The importance of Yalu Jiang coastal wetland in the north Yellow Sea to Bar-tailed Godwits Limosa lapponica and Great Knots Calidris tenuirostris during northward migration
Summary Bar-tailed Godwits Limosa lapponica and Great Knots Calidris tenuirostris are long-distance migratory shorebirds with declining numbers in the East Asian-Australasian Flyway. One of the most
Shorebirds of the Kimberley Coast - Populations, key sites, trends and threats
The tidal flats of the Kimberley coast support the largest populations of migratory shorebirds in Australia. In this paper we review and discuss population sizes of all 41 shorebird species occurring
The global geoheritage significance of the Kimberley Coast , Western Australia
The Kimberley Coast in north-western Australia is of global geoheritage significance. It is a large-scale ria coast, with a well developed intricate indented rocky shoreline, with local nearshore

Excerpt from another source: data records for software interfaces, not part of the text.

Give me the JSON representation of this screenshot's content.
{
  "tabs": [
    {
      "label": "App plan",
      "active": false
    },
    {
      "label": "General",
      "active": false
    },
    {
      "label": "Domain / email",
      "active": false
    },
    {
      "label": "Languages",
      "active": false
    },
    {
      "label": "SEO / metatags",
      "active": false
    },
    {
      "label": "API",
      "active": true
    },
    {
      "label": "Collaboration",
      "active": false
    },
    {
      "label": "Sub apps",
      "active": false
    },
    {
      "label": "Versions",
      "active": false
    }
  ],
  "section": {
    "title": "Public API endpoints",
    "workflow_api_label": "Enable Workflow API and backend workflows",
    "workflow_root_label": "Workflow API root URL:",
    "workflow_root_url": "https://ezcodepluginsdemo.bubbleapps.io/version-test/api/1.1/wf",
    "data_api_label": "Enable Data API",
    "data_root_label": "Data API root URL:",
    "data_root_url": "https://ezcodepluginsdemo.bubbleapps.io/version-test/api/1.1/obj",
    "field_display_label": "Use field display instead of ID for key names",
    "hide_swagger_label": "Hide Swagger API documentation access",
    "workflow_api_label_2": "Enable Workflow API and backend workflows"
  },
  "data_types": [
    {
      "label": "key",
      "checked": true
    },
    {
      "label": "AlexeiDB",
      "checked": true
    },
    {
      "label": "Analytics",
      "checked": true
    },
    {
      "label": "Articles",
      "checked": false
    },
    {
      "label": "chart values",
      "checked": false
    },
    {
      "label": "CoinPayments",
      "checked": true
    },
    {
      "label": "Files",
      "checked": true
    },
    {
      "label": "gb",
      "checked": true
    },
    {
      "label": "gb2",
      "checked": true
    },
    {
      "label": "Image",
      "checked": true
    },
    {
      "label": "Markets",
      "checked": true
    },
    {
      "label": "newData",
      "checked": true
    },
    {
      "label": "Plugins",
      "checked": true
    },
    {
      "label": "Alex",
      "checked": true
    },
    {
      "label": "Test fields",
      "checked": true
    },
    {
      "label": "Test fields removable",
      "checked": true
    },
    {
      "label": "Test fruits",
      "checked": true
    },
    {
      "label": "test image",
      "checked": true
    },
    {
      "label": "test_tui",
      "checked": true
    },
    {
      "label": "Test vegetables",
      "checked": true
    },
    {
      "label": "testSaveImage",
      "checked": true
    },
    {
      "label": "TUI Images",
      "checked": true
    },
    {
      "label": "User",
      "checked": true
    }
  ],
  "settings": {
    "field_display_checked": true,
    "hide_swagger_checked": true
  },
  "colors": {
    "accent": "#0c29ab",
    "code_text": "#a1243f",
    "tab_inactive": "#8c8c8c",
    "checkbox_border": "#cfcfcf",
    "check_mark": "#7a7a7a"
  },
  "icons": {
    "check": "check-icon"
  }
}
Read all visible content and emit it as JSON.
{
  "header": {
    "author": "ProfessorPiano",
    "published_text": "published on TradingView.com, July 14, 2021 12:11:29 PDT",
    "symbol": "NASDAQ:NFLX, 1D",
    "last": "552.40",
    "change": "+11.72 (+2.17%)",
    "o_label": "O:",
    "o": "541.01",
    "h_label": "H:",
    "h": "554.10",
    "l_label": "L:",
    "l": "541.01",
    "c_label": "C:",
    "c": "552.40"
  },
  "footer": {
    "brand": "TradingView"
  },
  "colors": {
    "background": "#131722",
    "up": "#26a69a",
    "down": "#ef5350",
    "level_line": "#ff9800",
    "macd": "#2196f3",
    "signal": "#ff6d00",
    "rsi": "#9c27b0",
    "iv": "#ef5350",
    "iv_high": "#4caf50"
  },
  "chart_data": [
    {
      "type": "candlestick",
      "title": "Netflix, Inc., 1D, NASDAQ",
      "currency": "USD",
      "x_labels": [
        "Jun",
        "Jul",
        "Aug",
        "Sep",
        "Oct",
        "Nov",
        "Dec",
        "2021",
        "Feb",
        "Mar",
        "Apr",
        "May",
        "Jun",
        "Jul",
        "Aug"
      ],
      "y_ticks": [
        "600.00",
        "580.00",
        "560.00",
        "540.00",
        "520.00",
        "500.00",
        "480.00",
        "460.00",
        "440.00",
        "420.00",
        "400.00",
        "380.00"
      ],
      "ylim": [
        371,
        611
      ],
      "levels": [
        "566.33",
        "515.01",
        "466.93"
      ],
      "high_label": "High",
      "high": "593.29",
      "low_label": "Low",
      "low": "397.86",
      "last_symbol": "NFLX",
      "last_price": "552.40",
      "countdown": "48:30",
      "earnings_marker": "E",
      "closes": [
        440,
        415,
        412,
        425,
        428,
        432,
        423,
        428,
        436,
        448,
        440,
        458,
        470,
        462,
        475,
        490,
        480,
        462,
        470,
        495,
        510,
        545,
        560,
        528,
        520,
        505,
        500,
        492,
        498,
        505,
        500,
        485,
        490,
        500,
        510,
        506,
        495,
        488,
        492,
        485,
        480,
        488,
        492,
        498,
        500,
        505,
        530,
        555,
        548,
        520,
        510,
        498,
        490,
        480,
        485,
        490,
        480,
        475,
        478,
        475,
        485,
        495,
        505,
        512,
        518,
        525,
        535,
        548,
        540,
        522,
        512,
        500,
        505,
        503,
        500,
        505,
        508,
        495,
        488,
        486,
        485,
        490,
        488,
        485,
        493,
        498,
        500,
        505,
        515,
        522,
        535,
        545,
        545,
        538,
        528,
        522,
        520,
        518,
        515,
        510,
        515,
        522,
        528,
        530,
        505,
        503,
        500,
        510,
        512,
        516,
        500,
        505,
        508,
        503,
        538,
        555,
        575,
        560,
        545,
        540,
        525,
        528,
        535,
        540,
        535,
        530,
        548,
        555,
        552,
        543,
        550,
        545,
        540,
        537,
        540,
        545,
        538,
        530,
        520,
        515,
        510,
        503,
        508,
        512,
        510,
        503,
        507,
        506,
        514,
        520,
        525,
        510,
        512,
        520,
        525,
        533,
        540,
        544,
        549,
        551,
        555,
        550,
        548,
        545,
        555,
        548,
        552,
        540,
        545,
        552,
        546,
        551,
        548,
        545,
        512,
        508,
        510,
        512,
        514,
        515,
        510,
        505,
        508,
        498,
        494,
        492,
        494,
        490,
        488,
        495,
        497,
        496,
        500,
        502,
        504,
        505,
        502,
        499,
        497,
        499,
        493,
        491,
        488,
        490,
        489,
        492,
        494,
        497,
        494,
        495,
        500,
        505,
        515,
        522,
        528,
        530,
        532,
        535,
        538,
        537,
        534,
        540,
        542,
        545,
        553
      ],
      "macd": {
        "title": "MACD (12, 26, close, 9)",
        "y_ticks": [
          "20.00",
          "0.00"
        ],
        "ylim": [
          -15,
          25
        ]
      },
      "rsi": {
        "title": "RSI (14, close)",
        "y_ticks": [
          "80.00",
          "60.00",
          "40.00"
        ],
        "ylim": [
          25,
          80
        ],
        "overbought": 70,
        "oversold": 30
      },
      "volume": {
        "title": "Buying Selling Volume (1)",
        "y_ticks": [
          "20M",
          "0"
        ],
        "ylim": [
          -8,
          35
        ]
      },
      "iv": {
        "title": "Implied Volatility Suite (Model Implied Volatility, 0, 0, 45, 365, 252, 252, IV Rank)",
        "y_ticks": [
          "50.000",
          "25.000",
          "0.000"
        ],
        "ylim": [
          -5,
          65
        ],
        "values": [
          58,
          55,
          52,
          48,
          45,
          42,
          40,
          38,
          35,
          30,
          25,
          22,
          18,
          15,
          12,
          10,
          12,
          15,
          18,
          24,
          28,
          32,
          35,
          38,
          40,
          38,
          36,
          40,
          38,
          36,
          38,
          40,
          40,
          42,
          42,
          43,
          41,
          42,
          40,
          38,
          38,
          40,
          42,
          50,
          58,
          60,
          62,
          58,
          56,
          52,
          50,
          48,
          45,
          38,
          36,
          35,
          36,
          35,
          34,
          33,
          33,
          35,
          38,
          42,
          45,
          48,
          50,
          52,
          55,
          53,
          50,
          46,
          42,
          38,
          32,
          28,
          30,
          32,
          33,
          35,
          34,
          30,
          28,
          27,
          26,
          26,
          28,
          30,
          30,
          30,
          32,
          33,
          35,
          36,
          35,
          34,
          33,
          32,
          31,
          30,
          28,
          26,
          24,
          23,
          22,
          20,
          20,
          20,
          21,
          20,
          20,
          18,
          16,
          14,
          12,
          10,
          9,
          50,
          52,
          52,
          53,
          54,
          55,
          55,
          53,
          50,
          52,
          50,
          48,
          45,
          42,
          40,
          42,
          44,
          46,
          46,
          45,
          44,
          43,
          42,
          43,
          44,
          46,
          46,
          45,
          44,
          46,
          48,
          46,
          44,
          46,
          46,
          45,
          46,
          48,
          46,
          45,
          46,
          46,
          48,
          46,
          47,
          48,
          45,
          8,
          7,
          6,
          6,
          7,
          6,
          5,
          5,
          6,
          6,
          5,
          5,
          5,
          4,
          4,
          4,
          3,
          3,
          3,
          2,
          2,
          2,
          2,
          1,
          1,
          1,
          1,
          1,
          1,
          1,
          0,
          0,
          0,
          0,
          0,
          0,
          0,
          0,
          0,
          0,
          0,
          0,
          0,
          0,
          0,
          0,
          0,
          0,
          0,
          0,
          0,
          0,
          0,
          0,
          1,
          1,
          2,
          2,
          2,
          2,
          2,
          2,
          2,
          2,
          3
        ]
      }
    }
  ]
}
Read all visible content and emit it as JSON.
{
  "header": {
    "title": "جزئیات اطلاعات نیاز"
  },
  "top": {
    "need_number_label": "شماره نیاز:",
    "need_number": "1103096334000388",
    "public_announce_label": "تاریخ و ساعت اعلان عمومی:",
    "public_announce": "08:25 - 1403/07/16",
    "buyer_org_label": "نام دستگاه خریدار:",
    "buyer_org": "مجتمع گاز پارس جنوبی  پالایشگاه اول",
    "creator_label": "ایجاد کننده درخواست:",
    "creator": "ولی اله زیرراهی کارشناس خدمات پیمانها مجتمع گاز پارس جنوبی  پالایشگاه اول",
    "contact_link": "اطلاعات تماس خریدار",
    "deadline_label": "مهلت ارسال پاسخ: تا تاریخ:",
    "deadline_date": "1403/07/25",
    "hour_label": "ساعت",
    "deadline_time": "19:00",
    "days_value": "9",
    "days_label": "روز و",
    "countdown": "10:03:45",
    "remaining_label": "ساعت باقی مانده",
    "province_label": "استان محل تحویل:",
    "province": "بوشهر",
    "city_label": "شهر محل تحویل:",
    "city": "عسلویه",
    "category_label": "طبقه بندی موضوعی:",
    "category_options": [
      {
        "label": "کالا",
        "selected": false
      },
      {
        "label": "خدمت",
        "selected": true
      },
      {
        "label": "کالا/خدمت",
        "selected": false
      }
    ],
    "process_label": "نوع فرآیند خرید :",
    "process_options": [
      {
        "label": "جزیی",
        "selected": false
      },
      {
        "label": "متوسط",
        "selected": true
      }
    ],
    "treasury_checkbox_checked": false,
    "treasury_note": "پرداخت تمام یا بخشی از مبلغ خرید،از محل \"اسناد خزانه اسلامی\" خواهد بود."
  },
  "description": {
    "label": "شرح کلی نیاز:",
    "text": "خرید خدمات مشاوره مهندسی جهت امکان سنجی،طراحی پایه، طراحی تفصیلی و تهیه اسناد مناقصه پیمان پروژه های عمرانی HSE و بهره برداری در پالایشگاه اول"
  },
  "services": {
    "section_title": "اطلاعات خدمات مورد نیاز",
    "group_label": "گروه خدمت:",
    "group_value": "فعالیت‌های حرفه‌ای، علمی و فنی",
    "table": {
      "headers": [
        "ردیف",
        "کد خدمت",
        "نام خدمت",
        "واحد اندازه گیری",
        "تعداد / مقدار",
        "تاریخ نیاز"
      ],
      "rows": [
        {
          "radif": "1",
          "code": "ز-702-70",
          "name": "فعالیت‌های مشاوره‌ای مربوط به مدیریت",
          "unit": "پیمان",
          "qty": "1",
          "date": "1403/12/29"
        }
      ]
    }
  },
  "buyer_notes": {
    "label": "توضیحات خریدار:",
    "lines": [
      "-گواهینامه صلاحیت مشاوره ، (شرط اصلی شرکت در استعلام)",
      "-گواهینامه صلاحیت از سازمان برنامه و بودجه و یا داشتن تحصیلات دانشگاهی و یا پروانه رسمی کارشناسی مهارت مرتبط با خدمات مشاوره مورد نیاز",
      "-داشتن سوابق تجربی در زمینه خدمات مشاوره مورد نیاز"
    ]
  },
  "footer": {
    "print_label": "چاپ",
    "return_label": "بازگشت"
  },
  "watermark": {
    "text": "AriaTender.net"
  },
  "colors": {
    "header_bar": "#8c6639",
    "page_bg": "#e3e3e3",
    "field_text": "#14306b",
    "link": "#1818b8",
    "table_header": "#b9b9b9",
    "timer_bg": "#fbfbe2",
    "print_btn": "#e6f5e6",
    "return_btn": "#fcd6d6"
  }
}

Is geographical variation in the size of Australian shorebirds consistent with hypotheses on differential migration?
It is concluded that the interaction between ambient temperature, body-size and bill-length determines the geographical distribution of shorebirds wintering in Australia, the first study that disassociates overlapping predictions of competing hypotheses on differential migration.
Prolonged and flexible primary moult overlaps extensively with breeding in beach-nesting Hooded Plovers Thinornis rubricollis
Hooded Plovers thus have a prolonged primary moult with the flexibility to change their rate of moult; this may facilitate high levels of replacement clutches that are associated with passive nest defence and low reproductive success.
When the Seasons Don't Fit: Speedy Molt as a Routine Carry-Over Cost of Reproduction
It is shown that in birds an order of magnitude smaller, temporal imperatives may impose the adoption of non-optimal life-cycle routines in the entire actively breeding population.
Phenology of southward migration of shorebirds in the East Asian-Australasian Flyway and inferences about stop-over strategies
Estimating passage dates of 28 species of shorebird from count data at 15 sites to infer their migration strategies, using Thompson's modelling approach suggests that larger species in this Flyway depend on a small number of staging sites, whereas smaller species migrate in shorter steps and require additional staging sites between the northern Yellow Sea and Australasia.